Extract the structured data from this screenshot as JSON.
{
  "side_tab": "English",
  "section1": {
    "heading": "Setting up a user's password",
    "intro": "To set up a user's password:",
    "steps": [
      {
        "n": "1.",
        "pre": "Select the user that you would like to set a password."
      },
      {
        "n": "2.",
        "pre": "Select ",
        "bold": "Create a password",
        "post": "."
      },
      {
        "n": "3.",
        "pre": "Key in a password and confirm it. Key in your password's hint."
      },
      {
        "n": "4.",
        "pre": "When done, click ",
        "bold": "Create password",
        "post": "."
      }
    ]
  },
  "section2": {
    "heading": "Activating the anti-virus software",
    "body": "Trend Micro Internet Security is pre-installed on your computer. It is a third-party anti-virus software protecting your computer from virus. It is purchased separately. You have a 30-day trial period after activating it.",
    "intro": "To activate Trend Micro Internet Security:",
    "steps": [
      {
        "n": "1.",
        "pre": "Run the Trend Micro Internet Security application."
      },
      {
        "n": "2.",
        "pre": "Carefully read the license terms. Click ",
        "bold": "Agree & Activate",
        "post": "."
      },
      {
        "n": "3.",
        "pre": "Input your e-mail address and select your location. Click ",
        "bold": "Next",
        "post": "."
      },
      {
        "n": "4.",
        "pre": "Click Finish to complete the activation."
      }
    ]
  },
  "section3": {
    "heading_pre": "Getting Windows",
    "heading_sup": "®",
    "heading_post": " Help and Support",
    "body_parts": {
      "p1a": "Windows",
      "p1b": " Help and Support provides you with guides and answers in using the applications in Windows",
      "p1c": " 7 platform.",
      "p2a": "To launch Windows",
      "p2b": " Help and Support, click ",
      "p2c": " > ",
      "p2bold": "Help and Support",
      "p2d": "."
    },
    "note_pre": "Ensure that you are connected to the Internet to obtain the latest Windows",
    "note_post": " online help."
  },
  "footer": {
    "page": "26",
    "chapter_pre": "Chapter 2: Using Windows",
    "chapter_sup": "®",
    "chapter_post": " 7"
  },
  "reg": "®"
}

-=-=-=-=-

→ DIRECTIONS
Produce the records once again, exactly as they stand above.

→ YOUR RESPONSE
Extract the structured data from this screenshot as JSON.
{
  "side_tab": "English",
  "section1": {
    "heading": "Setting up a user's password",
    "intro": "To set up a user's password:",
    "steps": [
      {
        "n": "1.",
        "pre": "Select the user that you would like to set a password."
      },
      {
        "n": "2.",
        "pre": "Select ",
        "bold": "Create a password",
        "post": "."
      },
      {
        "n": "3.",
        "pre": "Key in a password and confirm it. Key in your password's hint."
      },
      {
        "n": "4.",
        "pre": "When done, click ",
        "bold": "Create password",
        "post": "."
      }
    ]
  },
  "section2": {
    "heading": "Activating the anti-virus software",
    "body": "Trend Micro Internet Security is pre-installed on your computer. It is a third-party anti-virus software protecting your computer from virus. It is purchased separately. You have a 30-day trial period after activating it.",
    "intro": "To activate Trend Micro Internet Security:",
    "steps": [
      {
        "n": "1.",
        "pre": "Run the Trend Micro Internet Security application."
      },
      {
        "n": "2.",
        "pre": "Carefully read the license terms. Click ",
        "bold": "Agree & Activate",
        "post": "."
      },
      {
        "n": "3.",
        "pre": "Input your e-mail address and select your location. Click ",
        "bold": "Next",
        "post": "."
      },
      {
        "n": "4.",
        "pre": "Click Finish to complete the activation."
      }
    ]
  },
  "section3": {
    "heading_pre": "Getting Windows",
    "heading_sup": "®",
    "heading_post": " Help and Support",
    "body_parts": {
      "p1a": "Windows",
      "p1b": " Help and Support provides you with guides and answers in using the applications in Windows",
      "p1c": " 7 platform.",
      "p2a": "To launch Windows",
      "p2b": " Help and Support, click ",
      "p2c": " > ",
      "p2bold": "Help and Support",
      "p2d": "."
    },
    "note_pre": "Ensure that you are connected to the Internet to obtain the latest Windows",
    "note_post": " online help."
  },
  "footer": {
    "page": "26",
    "chapter_pre": "Chapter 2: Using Windows",
    "chapter_sup": "®",
    "chapter_post": " 7"
  },
  "reg": "®"
}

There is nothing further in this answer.